As Walmart Inc. and Target Corp. raise their full-year profit outlooks and Home Depot Inc. and Lowe’s Cos. signal the American homeowner’s feeling just fine, the department-store industry remains a persistent blemish on the US retail sector.
“With the department stores, a revamp of the business can take years,” said Gabriella Santaniello, founder of the retail consulting firm A Line Partners, noting that other retailers have been faster to adapt to changing preferences. “Department stores are not that nimble. It’s going to take quarters that becomes years with them trying to keep up with the consumer.”
This can be seen in the results: J.C. Penney Co., Macy’s Inc. and Kohl’s Corp. all reported declines in revenue from a year earlier. The key metric of comparable sales remained in negative territory for Kohl’s and J.C. Penney, while Macy’s was stagnant. And it could still get worse — Macy’s and J.C. Penney haven’t yet included the impact from impending tariffs on Chinese goods in their official guidance.
Department stores have been under pressure as competition ramps up from online rivals like Amazon.com Inc. They’re also getting squeezed by the Trump administration as it ratchets up tariffs on Chinese goods. A levy on department-store staples like handbags already went into effect, with the vast majority of other products slated for hikes later this year. And unlike retail giant Walmart, many department stores are finding they don’t have the buying power to push back on those tariff-related price hikes.
Given that backdrop, some one-time leaders haven’t been able to cut it. Sears filed for bankruptcy last year, and while it’s still operating, it plans to shutter 26 more of its large-format Sears and Kmart stores in late October, and the total closures surpass 100. Chain Bon-Ton Stores Inc. filed for Chapter 11 protection in February 2018, while San Francisco institution Gump’s Holdings LLC filed its own bankruptcy petition last summer.
More recently, bankrupt Barneys New York Inc. is seeking to regroup as a slimmed-down business and renegotiate its leases. Katherine Bahamonde Monasebian, chief digital and technology officer at Barneys, acknowledged the industry is at an inflection point.

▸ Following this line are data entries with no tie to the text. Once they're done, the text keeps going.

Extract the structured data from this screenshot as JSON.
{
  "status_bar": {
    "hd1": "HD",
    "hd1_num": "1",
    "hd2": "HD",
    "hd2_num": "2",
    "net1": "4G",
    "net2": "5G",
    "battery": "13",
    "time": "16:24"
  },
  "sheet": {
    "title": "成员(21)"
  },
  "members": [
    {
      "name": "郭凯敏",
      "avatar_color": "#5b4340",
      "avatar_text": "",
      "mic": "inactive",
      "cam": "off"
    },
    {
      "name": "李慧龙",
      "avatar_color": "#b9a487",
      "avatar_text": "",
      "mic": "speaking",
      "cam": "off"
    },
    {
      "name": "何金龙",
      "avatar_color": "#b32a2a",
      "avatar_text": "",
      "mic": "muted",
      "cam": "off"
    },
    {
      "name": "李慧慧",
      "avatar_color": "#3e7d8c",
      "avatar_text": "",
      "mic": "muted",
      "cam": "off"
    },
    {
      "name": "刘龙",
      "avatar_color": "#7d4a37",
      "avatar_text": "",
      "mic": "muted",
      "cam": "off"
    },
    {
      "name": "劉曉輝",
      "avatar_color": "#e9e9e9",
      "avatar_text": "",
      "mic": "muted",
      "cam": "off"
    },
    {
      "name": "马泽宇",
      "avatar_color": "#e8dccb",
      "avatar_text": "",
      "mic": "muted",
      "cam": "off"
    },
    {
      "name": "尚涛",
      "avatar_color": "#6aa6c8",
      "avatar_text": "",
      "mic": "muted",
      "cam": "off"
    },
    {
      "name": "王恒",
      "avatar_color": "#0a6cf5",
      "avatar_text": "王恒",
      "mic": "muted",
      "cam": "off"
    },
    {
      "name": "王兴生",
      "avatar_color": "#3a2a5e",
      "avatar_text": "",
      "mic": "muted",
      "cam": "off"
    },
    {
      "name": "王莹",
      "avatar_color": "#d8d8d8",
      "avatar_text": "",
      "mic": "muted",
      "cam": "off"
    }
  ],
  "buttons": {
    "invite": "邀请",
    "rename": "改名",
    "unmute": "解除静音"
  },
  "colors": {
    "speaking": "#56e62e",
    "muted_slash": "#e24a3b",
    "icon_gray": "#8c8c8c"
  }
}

Department stores used to be “the centre of their community. They were where you went to find what you needed, perfectly curated,” Monasebian said in an on-stage interview with Bloomberg News at the eTail East conference in Boston. “There wasn’t retail without department stores. What happened against the backdrop of just tremendous change was the operating model evolved.”
“It’s easy to say Amazon killed department stores, millennials killed department stores, but it’s actually a confluence of a lot of things,” she added. “Yes, it’s the digital upstarts, yes it’s leverage, it’s very hard to have heavy debt loads on razor thin margins.” Monasebian cited customers’ push for more experiences, shoppers trained to shop on discount, and a move toward more apparel renting as factors behind the department-store industry’s decline.
Analysts at Jefferies said in an August 19th note that the apparel rental industry could represent 10 percent of the broader apparel market in the medium term, and even higher for women.
Still, chains are trying to find ways to evolve. Kohl’s, for example, started accepting Amazon returns at all of its stores in July in a bid to drive traffic, while both Macy’s and J.C. Penney have inked deals with online consignment outlet thredUP to goose their sales and appeal to younger buyers. Nordstrom Inc., which bucked the trend and saw its shares spike after reporting a reduction of expenses and profit that beat analysts’ estimates, has been leaning into hyper localized small-format stores.
Amid the shifting landscape, Barneys is plotting its next steps as a leaner chain, including more food, experiences and entertainment, Monasebian said.
“I don’t think department stores are dead. I think they are reinventing themselves just to be more experience-focused, more customer-focused,” she said. The startup economy has been a “wakeup call for these large traditional heritage retailers to really emphasize the need for being nimble, for being fluid.”
Santaniello of A Line Partners says department stores need to adapt to survive — and quickly.
“Department stores aren’t going to go away completely,” she said. “But there will be a lot of culling of the herd.”
By Jordyn Holman, Kim Bhasin; Editors: Anne Riley Moffat, Jonathan Roeder